WORK REQUEST. Among the entries that follow, how many lines contain the string "rptEstadoActividades"? Answer with that number only.

INPUT FOR THIS TASK.
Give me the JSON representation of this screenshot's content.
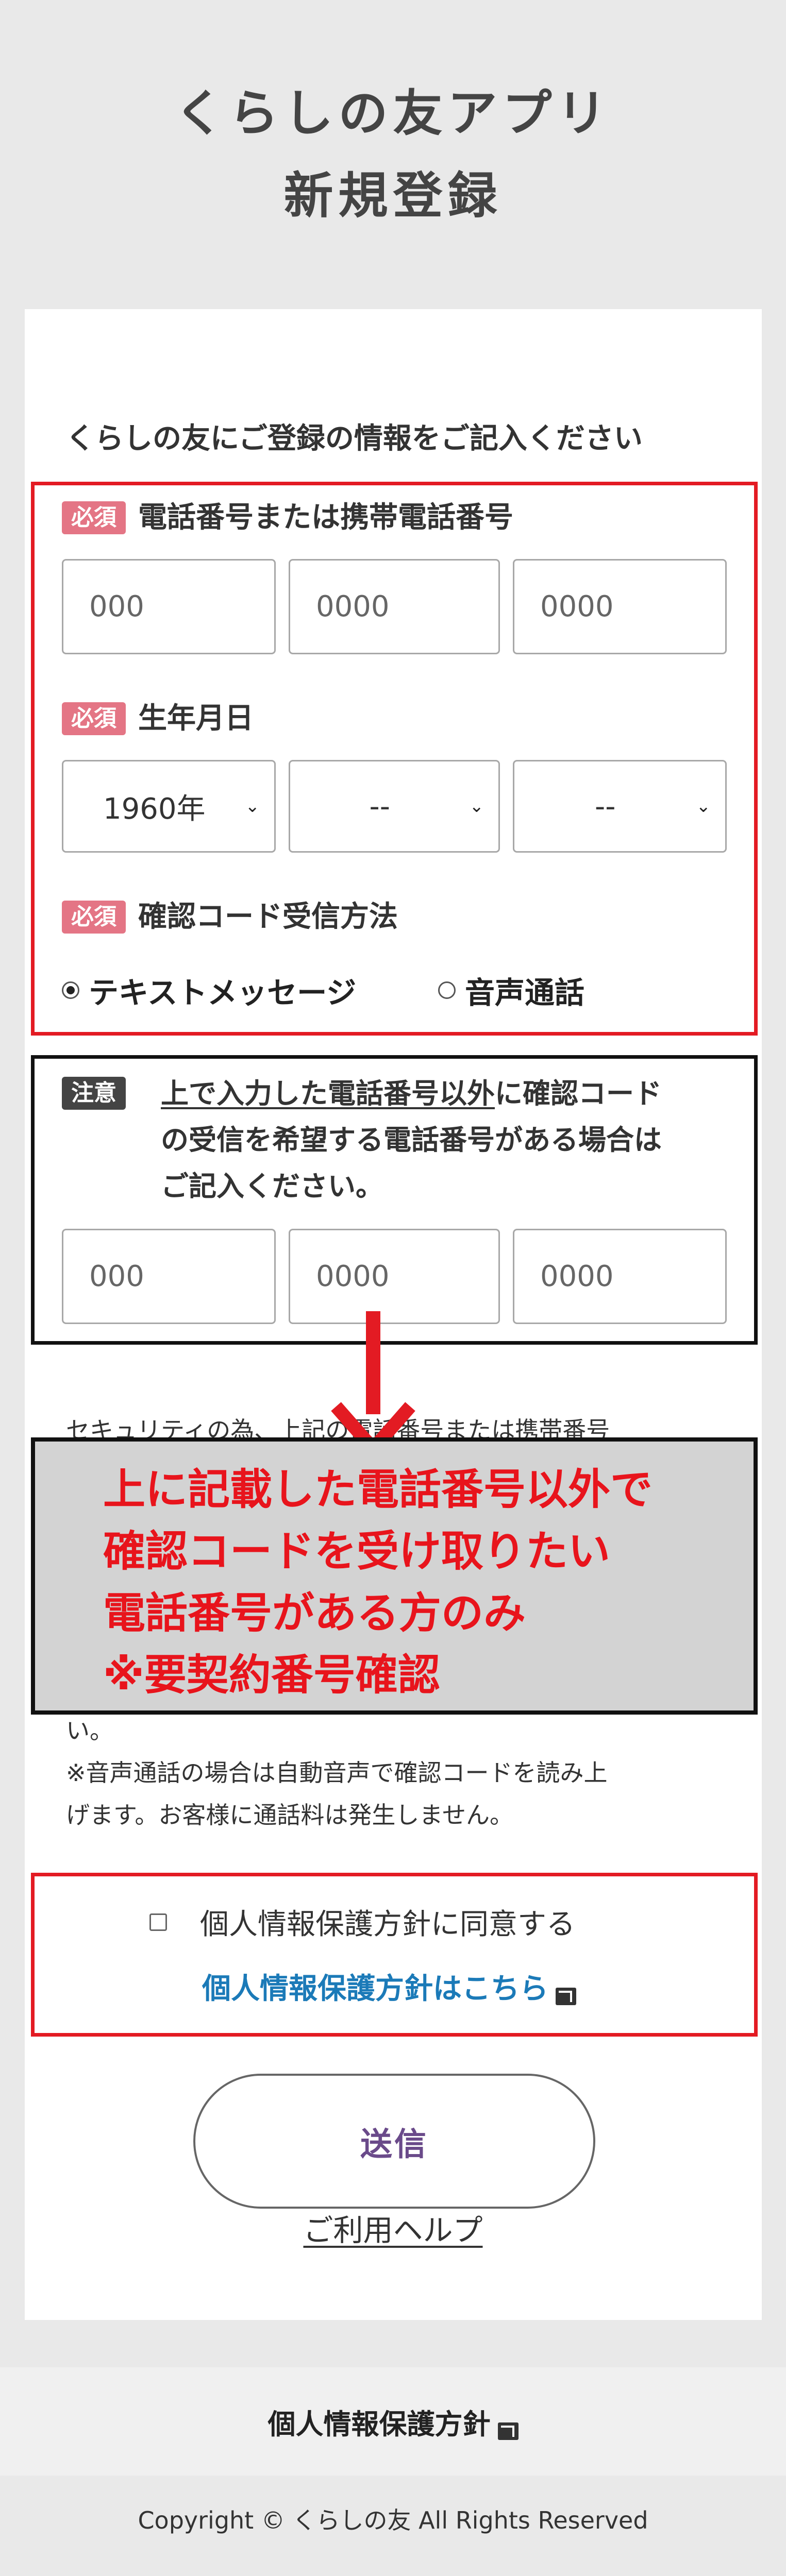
{
  "header": {
    "title_line1": "くらしの友アプリ",
    "title_line2": "新規登録"
  },
  "form": {
    "intro": "くらしの友にご登録の情報をご記入ください",
    "required_badge": "必須",
    "phone": {
      "label": "電話番号または携帯電話番号",
      "placeholders": [
        "000",
        "0000",
        "0000"
      ]
    },
    "birth": {
      "label": "生年月日",
      "year": "1960年",
      "month": "--",
      "day": "--"
    },
    "code_method": {
      "label": "確認コード受信方法",
      "option_sms": "テキストメッセージ",
      "option_voice": "音声通話",
      "selected": "テキストメッセージ"
    },
    "note": {
      "badge": "注意",
      "underlined": "上で入力した電話番号以外",
      "line1_rest": "に確認コード",
      "line2": "の受信を希望する電話番号がある場合は",
      "line3": "ご記入ください。",
      "placeholders": [
        "000",
        "0000",
        "0000"
      ]
    },
    "security_partial": "セキュリティの為、上記の電話番号または携帯番号",
    "security_tail": "い。",
    "voice_note_line1": "※音声通話の場合は自動音声で確認コードを読み上",
    "voice_note_line2": "げます。お客様に通話料は発生しません。",
    "consent_label": "個人情報保護方針に同意する",
    "policy_link": "個人情報保護方針はこちら",
    "submit": "送信",
    "help": "ご利用ヘルプ"
  },
  "annotation": {
    "lines": [
      "上に記載した電話番号以外で",
      "確認コードを受け取りたい",
      "電話番号がある方のみ",
      "※要契約番号確認"
    ],
    "color": "#e8141c"
  },
  "footer": {
    "policy": "個人情報保護方針",
    "copyright": "Copyright © くらしの友 All Rights Reserved"
  }
}
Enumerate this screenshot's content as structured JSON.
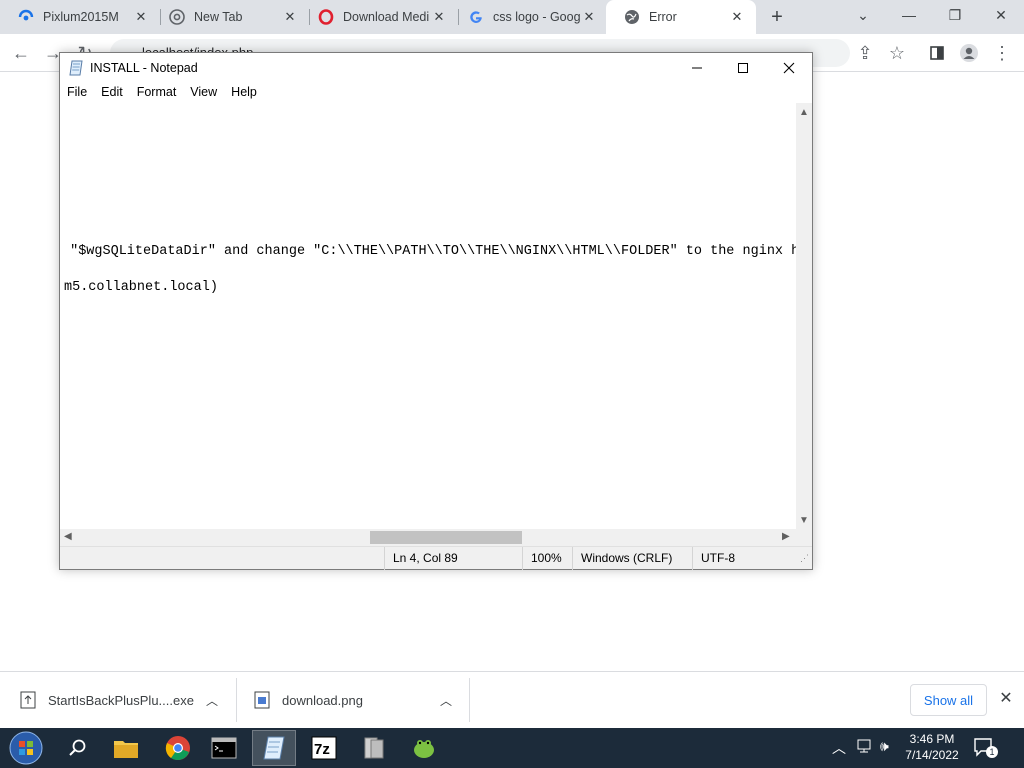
{
  "browser": {
    "tabs": [
      {
        "title": "Pixlum2015M",
        "favicon": "pixlum-icon"
      },
      {
        "title": "New Tab",
        "favicon": "chrome-icon"
      },
      {
        "title": "Download Medi",
        "favicon": "opera-icon"
      },
      {
        "title": "css logo - Goog",
        "favicon": "google-icon"
      },
      {
        "title": "Error",
        "favicon": "globe-icon",
        "active": true
      }
    ],
    "address": "localhost/index.php"
  },
  "notepad": {
    "title": "INSTALL - Notepad",
    "menu": [
      "File",
      "Edit",
      "Format",
      "View",
      "Help"
    ],
    "lines": [
      " \"$wgSQLiteDataDir\" and change \"C:\\\\THE\\\\PATH\\\\TO\\\\THE\\\\NGINX\\\\HTML\\\\FOLDER\" to the nginx ht",
      "m5.collabnet.local)"
    ],
    "status": {
      "position": "Ln 4, Col 89",
      "zoom": "100%",
      "line_ending": "Windows (CRLF)",
      "encoding": "UTF-8"
    }
  },
  "downloads": {
    "items": [
      {
        "name": "StartIsBackPlusPlu....exe"
      },
      {
        "name": "download.png"
      }
    ],
    "show_all": "Show all"
  },
  "taskbar": {
    "time": "3:46 PM",
    "date": "7/14/2022",
    "notification_count": "1"
  }
}
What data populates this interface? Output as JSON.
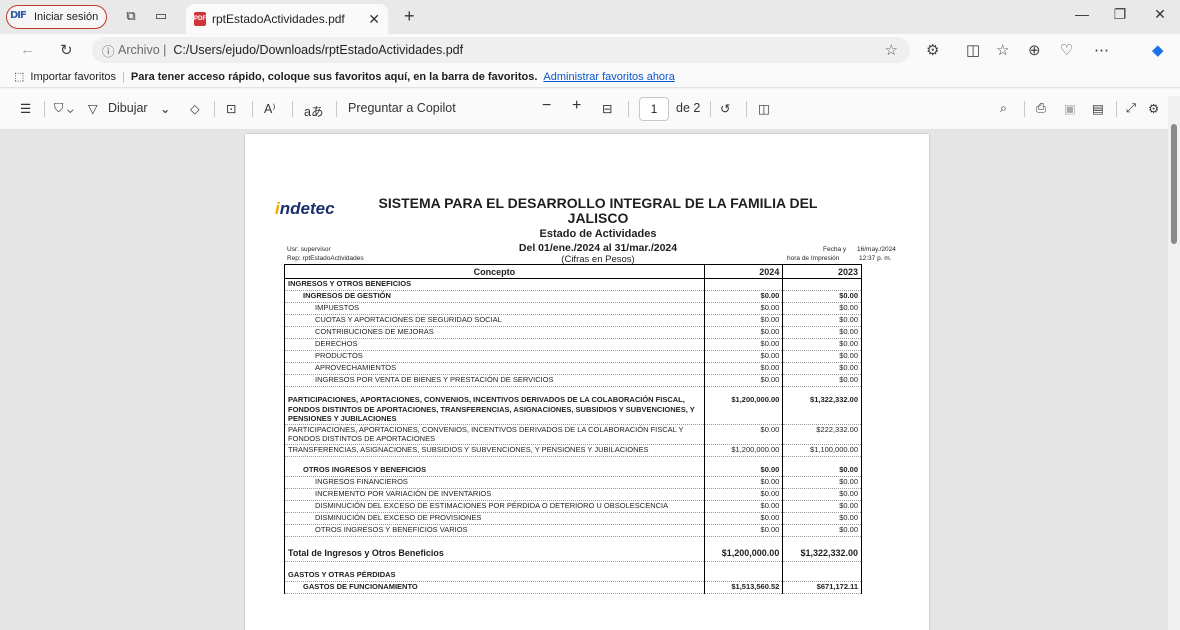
{
  "browser": {
    "profile_label": "Iniciar sesión",
    "profile_logo_text": "DIF",
    "tab_title": "rptEstadoActividades.pdf",
    "url_scheme": "Archivo",
    "url_path": "C:/Users/ejudo/Downloads/rptEstadoActividades.pdf",
    "favorites_import": "Importar favoritos",
    "favorites_message": "Para tener acceso rápido, coloque sus favoritos aquí, en la barra de favoritos.",
    "favorites_manage": "Administrar favoritos ahora"
  },
  "pdf_toolbar": {
    "draw_label": "Dibujar",
    "read_aloud": "A⁾",
    "translate": "aあ",
    "copilot_label": "Preguntar a Copilot",
    "page_current": "1",
    "page_total": "de 2"
  },
  "report": {
    "logo_text": "ndetec",
    "logo_initial": "i",
    "title": "SISTEMA PARA EL DESARROLLO INTEGRAL DE LA FAMILIA DEL JALISCO",
    "subtitle": "Estado de Actividades",
    "period": "Del 01/ene./2024 al 31/mar./2024",
    "units": "(Cifras en Pesos)",
    "user": "Usr: supervisor",
    "rep": "Rep: rptEstadoActividades",
    "date_label": "Fecha y",
    "date_value": "16/may./2024",
    "time_label": "hora de Impresión",
    "time_value": "12:37 p. m.",
    "columns": [
      "Concepto",
      "2024",
      "2023"
    ],
    "rows": [
      {
        "concept": "INGRESOS Y OTROS BENEFICIOS",
        "y2024": "",
        "y2023": ""
      },
      {
        "concept": "INGRESOS DE GESTIÓN",
        "y2024": "$0.00",
        "y2023": "$0.00"
      },
      {
        "concept": "IMPUESTOS",
        "y2024": "$0.00",
        "y2023": "$0.00"
      },
      {
        "concept": "CUOTAS Y APORTACIONES DE SEGURIDAD SOCIAL",
        "y2024": "$0.00",
        "y2023": "$0.00"
      },
      {
        "concept": "CONTRIBUCIONES DE MEJORAS",
        "y2024": "$0.00",
        "y2023": "$0.00"
      },
      {
        "concept": "DERECHOS",
        "y2024": "$0.00",
        "y2023": "$0.00"
      },
      {
        "concept": "PRODUCTOS",
        "y2024": "$0.00",
        "y2023": "$0.00"
      },
      {
        "concept": "APROVECHAMIENTOS",
        "y2024": "$0.00",
        "y2023": "$0.00"
      },
      {
        "concept": "INGRESOS POR VENTA DE BIENES Y PRESTACIÓN DE SERVICIOS",
        "y2024": "$0.00",
        "y2023": "$0.00"
      },
      {
        "concept": "PARTICIPACIONES, APORTACIONES, CONVENIOS, INCENTIVOS DERIVADOS DE LA COLABORACIÓN FISCAL, FONDOS DISTINTOS DE APORTACIONES, TRANSFERENCIAS, ASIGNACIONES, SUBSIDIOS Y SUBVENCIONES, Y PENSIONES Y JUBILACIONES",
        "y2024": "$1,200,000.00",
        "y2023": "$1,322,332.00"
      },
      {
        "concept": "PARTICIPACIONES, APORTACIONES, CONVENIOS, INCENTIVOS DERIVADOS DE LA COLABORACIÓN FISCAL Y FONDOS DISTINTOS DE APORTACIONES",
        "y2024": "$0.00",
        "y2023": "$222,332.00"
      },
      {
        "concept": "TRANSFERENCIAS, ASIGNACIONES, SUBSIDIOS Y SUBVENCIONES, Y PENSIONES Y JUBILACIONES",
        "y2024": "$1,200,000.00",
        "y2023": "$1,100,000.00"
      },
      {
        "concept": "OTROS INGRESOS Y BENEFICIOS",
        "y2024": "$0.00",
        "y2023": "$0.00"
      },
      {
        "concept": "INGRESOS FINANCIEROS",
        "y2024": "$0.00",
        "y2023": "$0.00"
      },
      {
        "concept": "INCREMENTO POR VARIACIÓN DE INVENTARIOS",
        "y2024": "$0.00",
        "y2023": "$0.00"
      },
      {
        "concept": "DISMINUCIÓN DEL EXCESO DE ESTIMACIONES POR PÉRDIDA O DETERIORO U OBSOLESCENCIA",
        "y2024": "$0.00",
        "y2023": "$0.00"
      },
      {
        "concept": "DISMINUCIÓN DEL EXCESO DE PROVISIONES",
        "y2024": "$0.00",
        "y2023": "$0.00"
      },
      {
        "concept": "OTROS INGRESOS Y BENEFICIOS VARIOS",
        "y2024": "$0.00",
        "y2023": "$0.00"
      },
      {
        "concept": "Total de Ingresos y Otros Beneficios",
        "y2024": "$1,200,000.00",
        "y2023": "$1,322,332.00"
      },
      {
        "concept": "GASTOS Y OTRAS PÉRDIDAS",
        "y2024": "",
        "y2023": ""
      },
      {
        "concept": "GASTOS DE FUNCIONAMIENTO",
        "y2024": "$1,513,560.52",
        "y2023": "$671,172.11"
      }
    ]
  }
}
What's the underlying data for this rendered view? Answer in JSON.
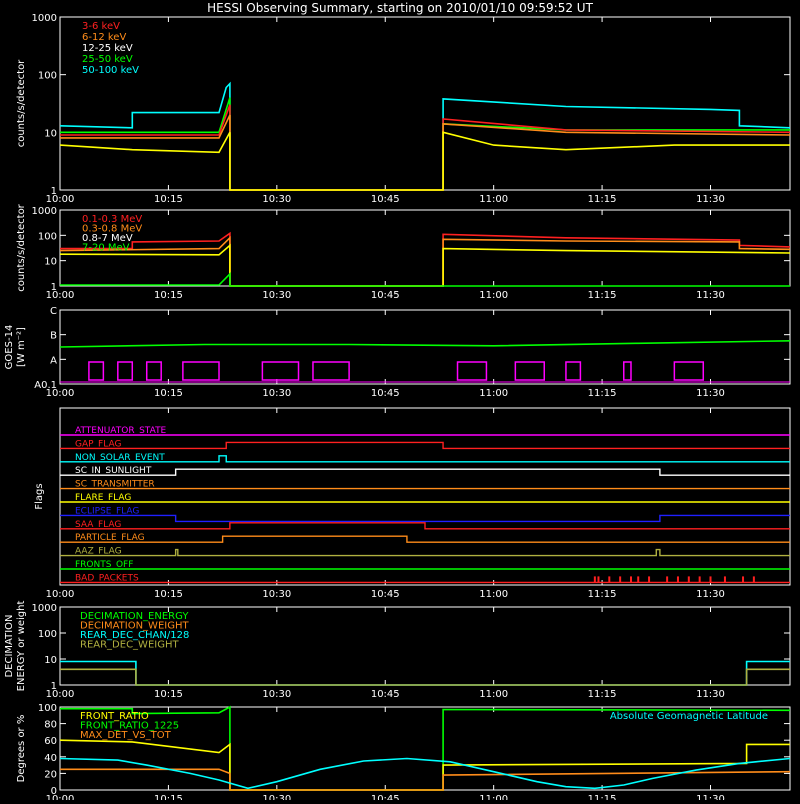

OUTPUT OF THE TASK. 3